Against a background of techno music, video screens and pulsating lights, shoppers on Saturday checked out the full line of Nokia's products at the opening of the giant mobile phone maker's first U.S. flagship store.
"I've been waiting for 20 minutes for the store to open," said Kelly Leinberger, 25, a medical student. "I'm going to buy a Nokia phone ... a design that was not on the Web site."
Some 20 product specialists applauded as people streamed into the chic Michigan Avenue outlet at its 10 a.m CDT opening.
It is the first of four flagship stores that Finland's Nokia (NOK) — the world's largest mobile phone maker and the No. 2 U.S. mobile phone maker — plans to open in the North American market, and the second in the world.
Nokia launched its first flagship store in Moscow in December last year, and plans to open 18 stores worldwide in the next two years.
The move by Nokia into the retail arena is part of a push to showcase its brand, which often has to take a back seat to those of the service providers that sell its phones to consumers.
Nokia's store is in the hometown of biggest rival Motorola Inc. (MOT) and a few blocks away from Motorola's temporary retail space showcasing its latest phone, called "Q," on Chicago's trendy "Magnificent Mile."
Inside Nokia's 2,450-square-foot (228-square-metre) space people marveled at its luxury Vertu brand. These high-end mobile phones fetch prices of $5,000 to more than $90,000 for a version that is solid platinum and diamond-accented.
"There is always the temptation to buy. These stores do that to you," said Pier Deganello, 32, who works in information technology.
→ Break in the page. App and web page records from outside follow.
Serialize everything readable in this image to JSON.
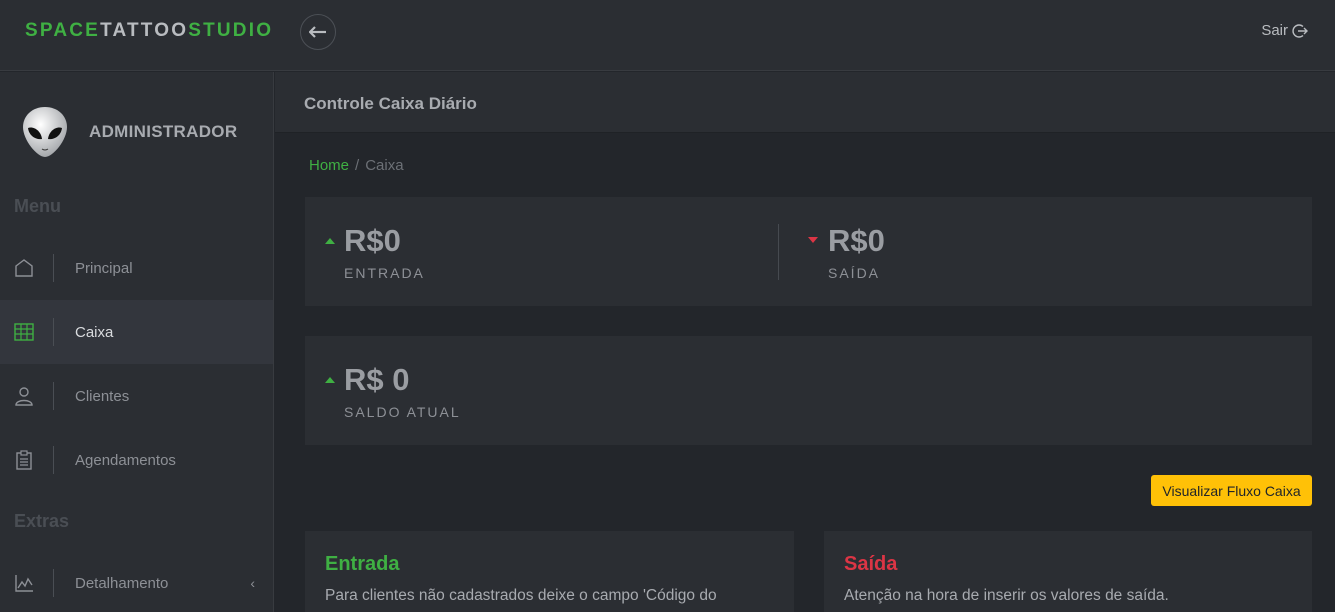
{
  "brand": {
    "part1": "SPACE",
    "part2": "TATTOO",
    "part3": "STUDIO"
  },
  "topbar": {
    "logout_label": "Sair"
  },
  "sidebar": {
    "admin_name": "ADMINISTRADOR",
    "menu_title": "Menu",
    "extras_title": "Extras",
    "items": [
      {
        "label": "Principal",
        "icon": "home-icon"
      },
      {
        "label": "Caixa",
        "icon": "table-grid-icon"
      },
      {
        "label": "Clientes",
        "icon": "user-icon"
      },
      {
        "label": "Agendamentos",
        "icon": "clipboard-icon"
      },
      {
        "label": "Detalhamento",
        "icon": "line-chart-icon"
      }
    ]
  },
  "page": {
    "title": "Controle Caixa Diário"
  },
  "breadcrumb": {
    "home": "Home",
    "separator": "/",
    "current": "Caixa"
  },
  "stats": {
    "entrada": {
      "value": "R$0",
      "label": "ENTRADA"
    },
    "saida": {
      "value": "R$0",
      "label": "SAÍDA"
    },
    "saldo": {
      "value": "R$ 0",
      "label": "SALDO ATUAL"
    }
  },
  "buttons": {
    "fluxo": "Visualizar Fluxo Caixa"
  },
  "panels": {
    "entrada": {
      "title": "Entrada",
      "text": "Para clientes não cadastrados deixe o campo 'Código do"
    },
    "saida": {
      "title": "Saída",
      "text": "Atenção na hora de inserir os valores de saída."
    }
  },
  "colors": {
    "accent_green": "#3fb043",
    "accent_red": "#dc3545",
    "warning": "#ffc107"
  }
}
"Here you see all the phones in one place. Before, you had to browse through all the different phone carriers to see which Nokia phones were even available," he said.